For this task, output every entry below exactly and omit the pictures.

Source information START

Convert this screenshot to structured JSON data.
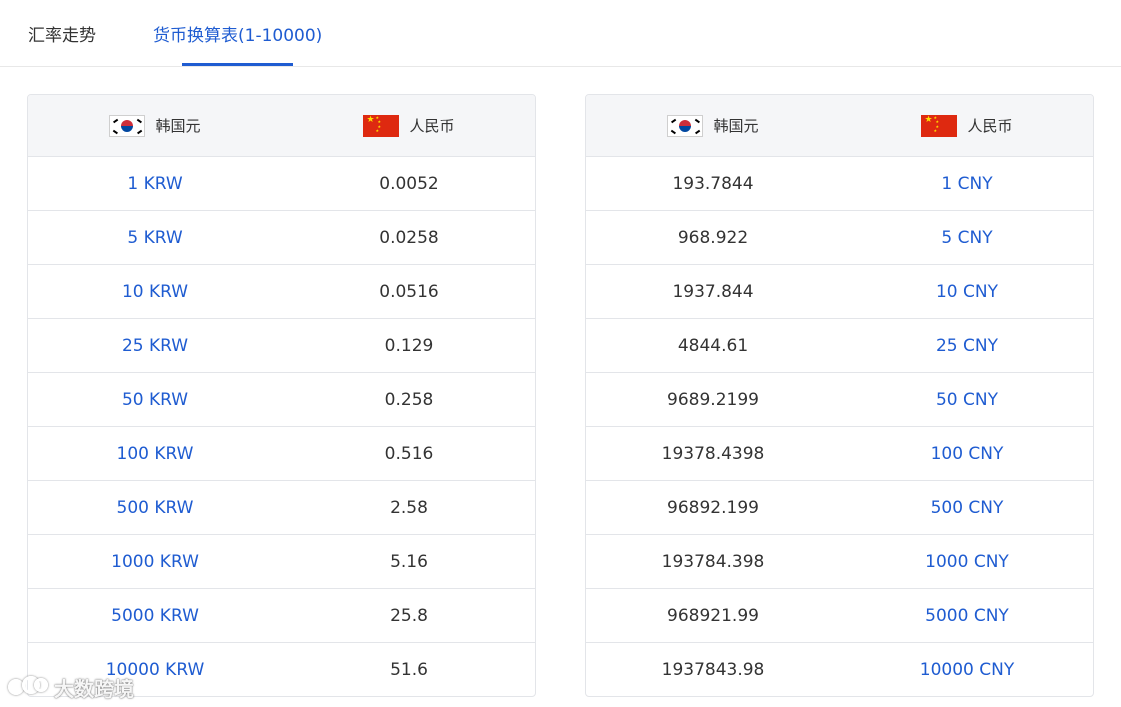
{
  "tabs": {
    "trend_label": "汇率走势",
    "table_label": "货币换算表(1-10000)"
  },
  "left_table": {
    "header": {
      "from": "韩国元",
      "to": "人民币"
    },
    "rows": [
      {
        "amount": "1 KRW",
        "value": "0.0052"
      },
      {
        "amount": "5 KRW",
        "value": "0.0258"
      },
      {
        "amount": "10 KRW",
        "value": "0.0516"
      },
      {
        "amount": "25 KRW",
        "value": "0.129"
      },
      {
        "amount": "50 KRW",
        "value": "0.258"
      },
      {
        "amount": "100 KRW",
        "value": "0.516"
      },
      {
        "amount": "500 KRW",
        "value": "2.58"
      },
      {
        "amount": "1000 KRW",
        "value": "5.16"
      },
      {
        "amount": "5000 KRW",
        "value": "25.8"
      },
      {
        "amount": "10000 KRW",
        "value": "51.6"
      }
    ]
  },
  "right_table": {
    "header": {
      "from": "韩国元",
      "to": "人民币"
    },
    "rows": [
      {
        "value": "193.7844",
        "amount": "1 CNY"
      },
      {
        "value": "968.922",
        "amount": "5 CNY"
      },
      {
        "value": "1937.844",
        "amount": "10 CNY"
      },
      {
        "value": "4844.61",
        "amount": "25 CNY"
      },
      {
        "value": "9689.2199",
        "amount": "50 CNY"
      },
      {
        "value": "19378.4398",
        "amount": "100 CNY"
      },
      {
        "value": "96892.199",
        "amount": "500 CNY"
      },
      {
        "value": "193784.398",
        "amount": "1000 CNY"
      },
      {
        "value": "968921.99",
        "amount": "5000 CNY"
      },
      {
        "value": "1937843.98",
        "amount": "10000 CNY"
      }
    ]
  },
  "watermark": {
    "text": "大数跨境"
  },
  "colors": {
    "accent": "#1f5cd1",
    "text": "#333333",
    "header_bg": "#f5f6f8",
    "border": "#e3e5e9"
  },
  "icons": {
    "krw_flag": "south-korea-flag-icon",
    "cny_flag": "china-flag-icon",
    "watermark_logo": "brand-logo-icon"
  }
}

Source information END

• **Reply to the task**
Convert this screenshot to structured JSON data.
{
  "tabs": {
    "trend_label": "汇率走势",
    "table_label": "货币换算表(1-10000)"
  },
  "left_table": {
    "header": {
      "from": "韩国元",
      "to": "人民币"
    },
    "rows": [
      {
        "amount": "1 KRW",
        "value": "0.0052"
      },
      {
        "amount": "5 KRW",
        "value": "0.0258"
      },
      {
        "amount": "10 KRW",
        "value": "0.0516"
      },
      {
        "amount": "25 KRW",
        "value": "0.129"
      },
      {
        "amount": "50 KRW",
        "value": "0.258"
      },
      {
        "amount": "100 KRW",
        "value": "0.516"
      },
      {
        "amount": "500 KRW",
        "value": "2.58"
      },
      {
        "amount": "1000 KRW",
        "value": "5.16"
      },
      {
        "amount": "5000 KRW",
        "value": "25.8"
      },
      {
        "amount": "10000 KRW",
        "value": "51.6"
      }
    ]
  },
  "right_table": {
    "header": {
      "from": "韩国元",
      "to": "人民币"
    },
    "rows": [
      {
        "value": "193.7844",
        "amount": "1 CNY"
      },
      {
        "value": "968.922",
        "amount": "5 CNY"
      },
      {
        "value": "1937.844",
        "amount": "10 CNY"
      },
      {
        "value": "4844.61",
        "amount": "25 CNY"
      },
      {
        "value": "9689.2199",
        "amount": "50 CNY"
      },
      {
        "value": "19378.4398",
        "amount": "100 CNY"
      },
      {
        "value": "96892.199",
        "amount": "500 CNY"
      },
      {
        "value": "193784.398",
        "amount": "1000 CNY"
      },
      {
        "value": "968921.99",
        "amount": "5000 CNY"
      },
      {
        "value": "1937843.98",
        "amount": "10000 CNY"
      }
    ]
  },
  "watermark": {
    "text": "大数跨境"
  },
  "colors": {
    "accent": "#1f5cd1",
    "text": "#333333",
    "header_bg": "#f5f6f8",
    "border": "#e3e5e9"
  },
  "icons": {
    "krw_flag": "south-korea-flag-icon",
    "cny_flag": "china-flag-icon",
    "watermark_logo": "brand-logo-icon"
  }
}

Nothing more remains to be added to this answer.